Assuming this is a strategic bit of positioning in advance of MWC next week, Nokia’s digital cities push comes intriguingly soon after it threw in the towel on digital health buy announcing a strategic review of its efforts in that area. The contrast seems to be that cities are a macro, large scale problem while health is ultimately a micro, individual-level issue and it seems plausible to assume the former plays more to Nokia’s strengths.

Here are the digital city initiatives announced today:

IoT for Smart Cities is a modular platform designed to help operators and systems integrators to do unified smart city management and to launch new services in this area. It’s powered by Nokia’s Integrated Operations Center (IOC), which is designed to orchestrate all smart city operations. Applications include video surveillance, smart lighting, parking, waste management, and environmental sensing.

Sensing as a Service is another smart city IoT thing that aims to offer as much of the burden of installing sensors, processing their data and offering useful actions as a capex-free service. One slightly creepy USP seems to be the potential for an Orwellian level of city-wide surveillance that can detect illegal construction, rubbish burning and other unsanctioned activities. More intriguing is the use of blockchain to enable anonymised, secure micro transactions for new revenue streams.

S-MVNO (Secure Mobile Virtual Network Operator) for Public Safety seems to allow the creation of a public safety-specific MVNO within an operator’s existing network, which complies with all the various additional stipulations required of such a thing.

“Cities need to become digital in order to efficiently deliver services to their habitants,” said Asad Rizvi, head of Global Services business development at Nokia. “Smart infrastructure, which is shared, secure, and scalable, is needed to ensure urban assets and data are efficiently used. We can help cities with that.
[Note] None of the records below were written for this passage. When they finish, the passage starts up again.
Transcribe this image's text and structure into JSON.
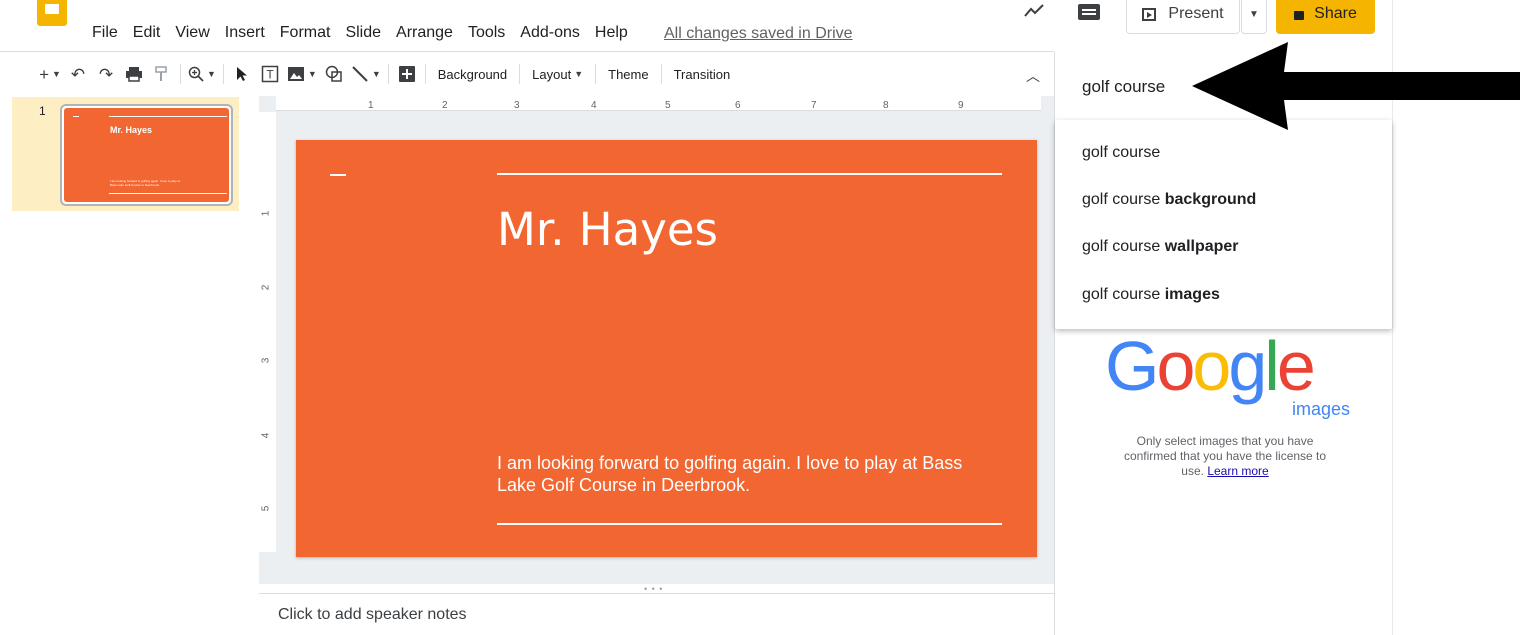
{
  "app": {
    "menus": [
      "File",
      "Edit",
      "View",
      "Insert",
      "Format",
      "Slide",
      "Arrange",
      "Tools",
      "Add-ons",
      "Help"
    ],
    "save_status": "All changes saved in Drive",
    "present_label": "Present",
    "share_label": "Share"
  },
  "toolbar": {
    "icons": [
      "new-slide-icon",
      "undo-icon",
      "redo-icon",
      "print-icon",
      "paint-format-icon",
      "zoom-icon",
      "select-icon",
      "text-box-icon",
      "image-icon",
      "shape-icon",
      "line-icon",
      "comment-add-icon"
    ],
    "background_label": "Background",
    "layout_label": "Layout",
    "theme_label": "Theme",
    "transition_label": "Transition"
  },
  "filmstrip": {
    "slides": [
      {
        "number": "1",
        "title": "Mr. Hayes",
        "body": "I am looking forward to golfing again. I love to play at Bass Lake Golf Course in Deerbrook."
      }
    ]
  },
  "ruler": {
    "horizontal": [
      "1",
      "2",
      "3",
      "4",
      "5",
      "6",
      "7",
      "8",
      "9"
    ],
    "vertical": [
      "1",
      "2",
      "3",
      "4",
      "5"
    ]
  },
  "slide": {
    "title": "Mr. Hayes",
    "body": "I am looking forward to golfing again. I love to play at Bass Lake Golf Course in Deerbrook.",
    "background_color": "#f26631"
  },
  "notes": {
    "placeholder": "Click to add speaker notes"
  },
  "search_panel": {
    "query": "golf course",
    "suggestions": [
      {
        "prefix": "golf course",
        "bold": ""
      },
      {
        "prefix": "golf course ",
        "bold": "background"
      },
      {
        "prefix": "golf course ",
        "bold": "wallpaper"
      },
      {
        "prefix": "golf course ",
        "bold": "images"
      }
    ],
    "logo_letters": [
      "G",
      "o",
      "o",
      "g",
      "l",
      "e"
    ],
    "logo_sub": "images",
    "disclaimer": "Only select images that you have confirmed that you have the license to use.",
    "learn_more": "Learn more"
  },
  "colors": {
    "brand_yellow": "#f4b400",
    "slide_orange": "#f26631",
    "highlight": "#fdefc3"
  }
}
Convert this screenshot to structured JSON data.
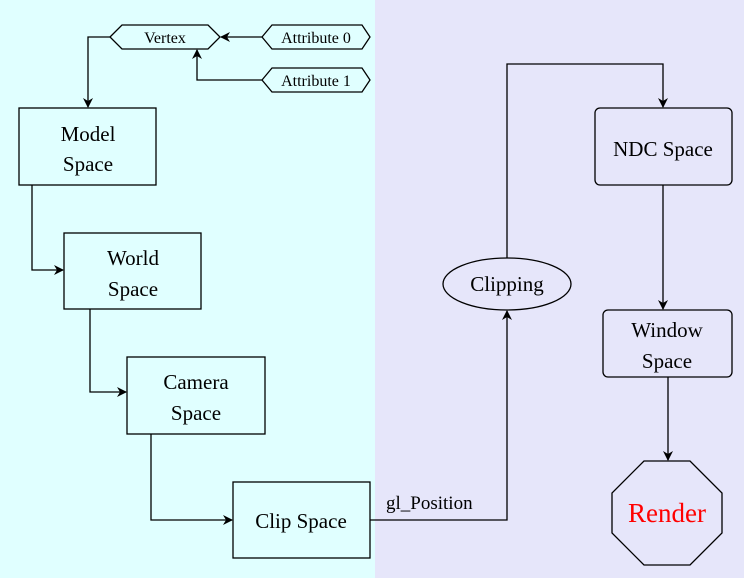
{
  "colors": {
    "left_bg": "#e0ffff",
    "right_bg": "#e6e6fa",
    "stroke": "#000000",
    "render_text": "#ff0000"
  },
  "nodes": {
    "vertex": "Vertex",
    "attribute0": "Attribute 0",
    "attribute1": "Attribute 1",
    "model_space": [
      "Model",
      "Space"
    ],
    "world_space": [
      "World",
      "Space"
    ],
    "camera_space": [
      "Camera",
      "Space"
    ],
    "clip_space": "Clip Space",
    "clipping": "Clipping",
    "ndc_space": "NDC Space",
    "window_space": [
      "Window",
      "Space"
    ],
    "render": "Render"
  },
  "edges": {
    "clip_to_clipping_label": "gl_Position"
  }
}
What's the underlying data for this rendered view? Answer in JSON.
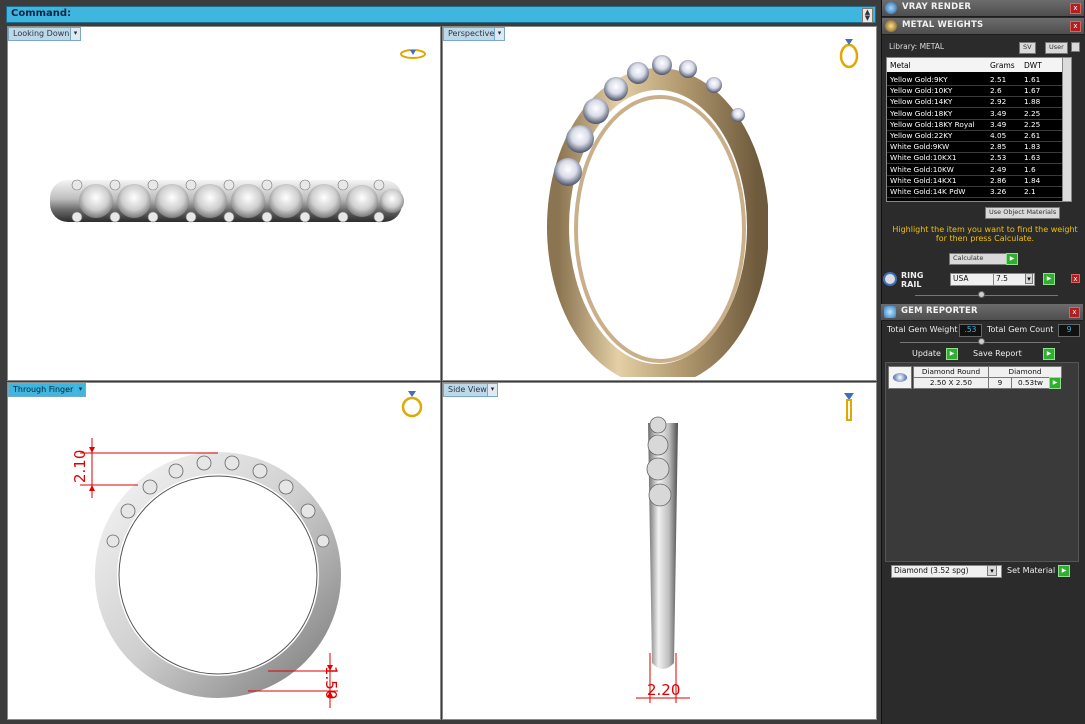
{
  "command": {
    "label": "Command:"
  },
  "viewports": {
    "top_left": {
      "tab": "Looking Down"
    },
    "top_right": {
      "tab": "Perspective"
    },
    "bottom_left": {
      "tab": "Through Finger",
      "dim_top": "2.10",
      "dim_bottom": "1.50"
    },
    "bottom_right": {
      "tab": "Side View",
      "dim_bottom": "2.20"
    }
  },
  "panel": {
    "vray": {
      "title": "VRAY RENDER"
    },
    "metal_weights": {
      "title": "METAL WEIGHTS",
      "library_label": "Library: METAL",
      "sv_button": "SV",
      "user_button": "User",
      "columns": [
        "Metal",
        "Grams",
        "DWT"
      ],
      "rows": [
        [
          "Yellow Gold:9KY",
          "2.51",
          "1.61"
        ],
        [
          "Yellow Gold:10KY",
          "2.6",
          "1.67"
        ],
        [
          "Yellow Gold:14KY",
          "2.92",
          "1.88"
        ],
        [
          "Yellow Gold:18KY",
          "3.49",
          "2.25"
        ],
        [
          "Yellow Gold:18KY Royal",
          "3.49",
          "2.25"
        ],
        [
          "Yellow Gold:22KY",
          "4.05",
          "2.61"
        ],
        [
          "White Gold:9KW",
          "2.85",
          "1.83"
        ],
        [
          "White Gold:10KX1",
          "2.53",
          "1.63"
        ],
        [
          "White Gold:10KW",
          "2.49",
          "1.6"
        ],
        [
          "White Gold:14KX1",
          "2.86",
          "1.84"
        ],
        [
          "White Gold:14K PdW",
          "3.26",
          "2.1"
        ]
      ],
      "use_object_label": "Use Object Materials",
      "hint": "Highlight the item you want to find the weight for then press Calculate.",
      "calculate_label": "Calculate"
    },
    "ring_rail": {
      "title": "RING RAIL",
      "standard": "USA",
      "size": "7.5"
    },
    "gem_reporter": {
      "title": "GEM REPORTER",
      "total_weight_label": "Total Gem Weight",
      "total_weight_value": ".53",
      "total_count_label": "Total Gem Count",
      "total_count_value": "9",
      "update_label": "Update",
      "save_report_label": "Save Report",
      "gem_rows": [
        {
          "shape": "Diamond Round",
          "size": "2.50 X 2.50",
          "material": "Diamond",
          "count": "9",
          "weight": "0.53tw"
        }
      ],
      "material_select": "Diamond      (3.52 spg)",
      "set_material_label": "Set Material"
    }
  }
}
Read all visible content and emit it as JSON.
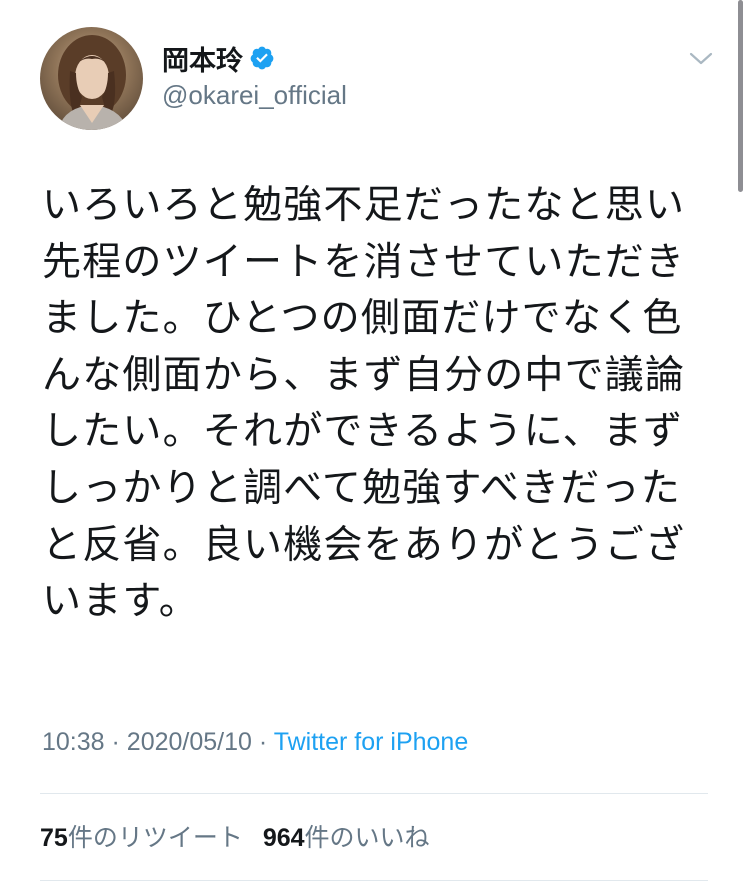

In addition, we can help operators generate new revenue utilizing their existing network by providing solutions for smart city players, such as city, transport, travel and public safety authorities.”

In a separate announcement Nokia said it has co-developed a suite of analytics services for digital cities in partnership with Singapore operator StarHub. This seems to be a refinement of Nokia’s AVA cognitive services platform with the introduction of real-world use-cases.

“We have a strong team of data analytics experts with a diversity of capabilities, and we have introduced several successful mobility analytics use cases in Singapore for strategic and operational urban planning and decision making,” said Dr Chong Yoke Sin, StarHub’s Chief, Enterprise Business Group. “By integrating the use cases into the Nokia AVA platform and using Nokia’s analytics capabilities, we will be developing the use cases further and creating new ones that we can offer even to other telcos as white label solutions. Our partnership with Nokia allows us to develop innovative solutions at the deep research level for the market.”

As we said at the start, city-wide communications and IoT initiatives seem to play to the strengths of networking operators more than digital health, which necessarily has a B2C element. The digital city/smart city (when everything is ‘smart’ will it still have meaning?) seems likely to be one of the principal new opportunities of the 5G era, along with autonomous vehicles and, yes, digital health.